As we wind down the hours now until the Saints' first practice of the 2012 season, we're finishing up our series of 20 Saints questions.
The questions are in no particular order of importance…except for No. 1.
5. Can Mark Ingram reach expectations in his second year?
As soon as the Saints moved up in the 2011 draft to grab running back Mark Ingram, there was going to be pressure on the college standout.
Not that he hadn’t faced pressure before – coming off a 2009 Heisman Trophy-winning campaign, he was expected to be just as productive as a college junior. Only, he entered the season with an injury and never caught up to his masterful sophomore season.
Ingram, then, was expected to be the Saints’ saving grace at running back and in the preseason, he looked the part.

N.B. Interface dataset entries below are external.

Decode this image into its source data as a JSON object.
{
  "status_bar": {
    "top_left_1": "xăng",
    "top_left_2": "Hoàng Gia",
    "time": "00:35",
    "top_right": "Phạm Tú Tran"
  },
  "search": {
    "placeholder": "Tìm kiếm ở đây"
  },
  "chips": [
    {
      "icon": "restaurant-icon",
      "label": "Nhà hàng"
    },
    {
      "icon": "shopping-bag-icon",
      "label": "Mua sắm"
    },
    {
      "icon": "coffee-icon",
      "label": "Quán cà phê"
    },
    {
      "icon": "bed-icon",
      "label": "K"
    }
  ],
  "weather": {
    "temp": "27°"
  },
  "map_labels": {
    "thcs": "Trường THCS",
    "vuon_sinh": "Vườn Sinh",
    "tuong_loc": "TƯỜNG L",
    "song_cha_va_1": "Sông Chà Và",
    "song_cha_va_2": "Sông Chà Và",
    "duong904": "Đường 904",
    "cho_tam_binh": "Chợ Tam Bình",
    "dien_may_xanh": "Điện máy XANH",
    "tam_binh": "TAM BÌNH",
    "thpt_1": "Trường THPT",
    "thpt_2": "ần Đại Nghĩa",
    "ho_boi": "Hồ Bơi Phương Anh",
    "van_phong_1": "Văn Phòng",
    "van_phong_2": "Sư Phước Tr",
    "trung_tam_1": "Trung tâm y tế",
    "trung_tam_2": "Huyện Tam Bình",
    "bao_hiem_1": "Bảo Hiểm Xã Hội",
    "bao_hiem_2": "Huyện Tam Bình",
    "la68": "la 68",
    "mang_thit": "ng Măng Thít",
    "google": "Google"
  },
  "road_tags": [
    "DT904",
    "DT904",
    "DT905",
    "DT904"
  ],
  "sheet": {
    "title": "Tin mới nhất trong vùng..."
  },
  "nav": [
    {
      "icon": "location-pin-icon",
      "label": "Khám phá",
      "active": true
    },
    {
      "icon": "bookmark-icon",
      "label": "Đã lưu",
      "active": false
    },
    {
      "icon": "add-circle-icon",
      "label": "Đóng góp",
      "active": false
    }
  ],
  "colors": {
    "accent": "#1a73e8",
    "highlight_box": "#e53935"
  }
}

He ran over safety Roman Harper in practice at the goal line, a play that prompted loads of press and tons of local TV news replays.
But then the regular season came around and Ingram didn’t again hit his preseason version of brilliance.
He never rushed for 100 yards, never had that moment.
The Saints went out and got him because they were looking for a bruising straight-ahead running back to get the tough short yards. In the season opener against Green Bay, he got that chance but a combination of bad blocks and the Packers kept him out of the end zone as the clock went to zeroes.
And he was injured, missing two weeks because of a heel injury and then the final six games of the season including playoffs because of a lingering toe injury.
He finished with just 122 carries for 474 yards and five touchdowns. His 3.9 yard-per=carry average was lowest on the team for anyone with more than 20 carries.
The question is can he be the running back that the Saints hoped and fans salivated over.
There’s no doubt that expectations are still high, but they’re lower this season. The Saints retain their entire backfield from last season, which should help take some of the pressure off of Ingram.
He would have been helped this offseason by being able to go through minicamp and OTAs. However, surgery on his knee this offseason and a more significant surgery on his toe kept him out of everything.
So he gets not advantage there and that would have been a big one in getting to where he needed to be.
Still, the talent is there and he does have a season under his belt. He knows the speed of the game now. He understands how the offense works and how it should work.
While he’ll likely never reach Maurice Jones-Drew levels, he doesn’t need to. The Saints just need him to do his job and get the tough first downs and that’s something he can still do.
He might meet those rookie-year expectations this season, but he’ll come much closer to it this season.